START Records for this exercise

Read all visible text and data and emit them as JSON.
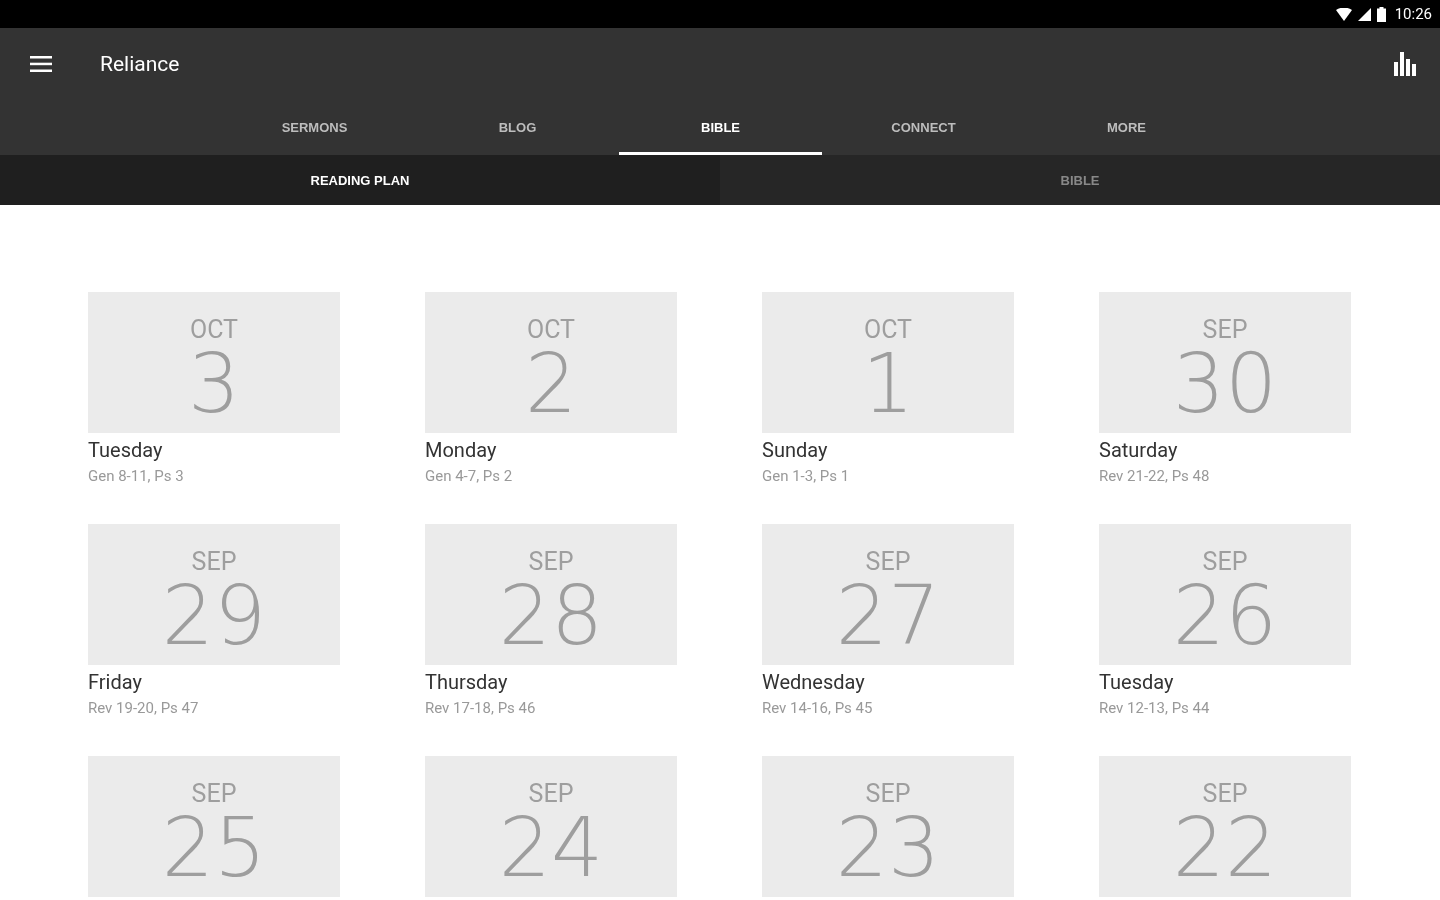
{
  "status_bar": {
    "time": "10:26"
  },
  "app_bar": {
    "title": "Reliance"
  },
  "tabs": [
    {
      "label": "SERMONS",
      "selected": false
    },
    {
      "label": "BLOG",
      "selected": false
    },
    {
      "label": "BIBLE",
      "selected": true
    },
    {
      "label": "CONNECT",
      "selected": false
    },
    {
      "label": "MORE",
      "selected": false
    }
  ],
  "sub_tabs": [
    {
      "label": "READING PLAN",
      "selected": true
    },
    {
      "label": "BIBLE",
      "selected": false
    }
  ],
  "days": [
    {
      "month": "OCT",
      "date": "3",
      "weekday": "Tuesday",
      "reading": "Gen 8-11, Ps 3"
    },
    {
      "month": "OCT",
      "date": "2",
      "weekday": "Monday",
      "reading": "Gen 4-7, Ps 2"
    },
    {
      "month": "OCT",
      "date": "1",
      "weekday": "Sunday",
      "reading": "Gen 1-3, Ps 1"
    },
    {
      "month": "SEP",
      "date": "30",
      "weekday": "Saturday",
      "reading": "Rev 21-22, Ps 48"
    },
    {
      "month": "SEP",
      "date": "29",
      "weekday": "Friday",
      "reading": "Rev 19-20, Ps 47"
    },
    {
      "month": "SEP",
      "date": "28",
      "weekday": "Thursday",
      "reading": "Rev 17-18, Ps 46"
    },
    {
      "month": "SEP",
      "date": "27",
      "weekday": "Wednesday",
      "reading": "Rev 14-16, Ps 45"
    },
    {
      "month": "SEP",
      "date": "26",
      "weekday": "Tuesday",
      "reading": "Rev 12-13, Ps 44"
    },
    {
      "month": "SEP",
      "date": "25"
    },
    {
      "month": "SEP",
      "date": "24"
    },
    {
      "month": "SEP",
      "date": "23"
    },
    {
      "month": "SEP",
      "date": "22"
    }
  ]
}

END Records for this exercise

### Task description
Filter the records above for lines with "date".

### Finished task
      "date": "3",
      "date": "2",
      "date": "1",
      "date": "30",
      "date": "29",
      "date": "28",
      "date": "27",
      "date": "26",
      "date": "25"
      "date": "24"
      "date": "23"
      "date": "22"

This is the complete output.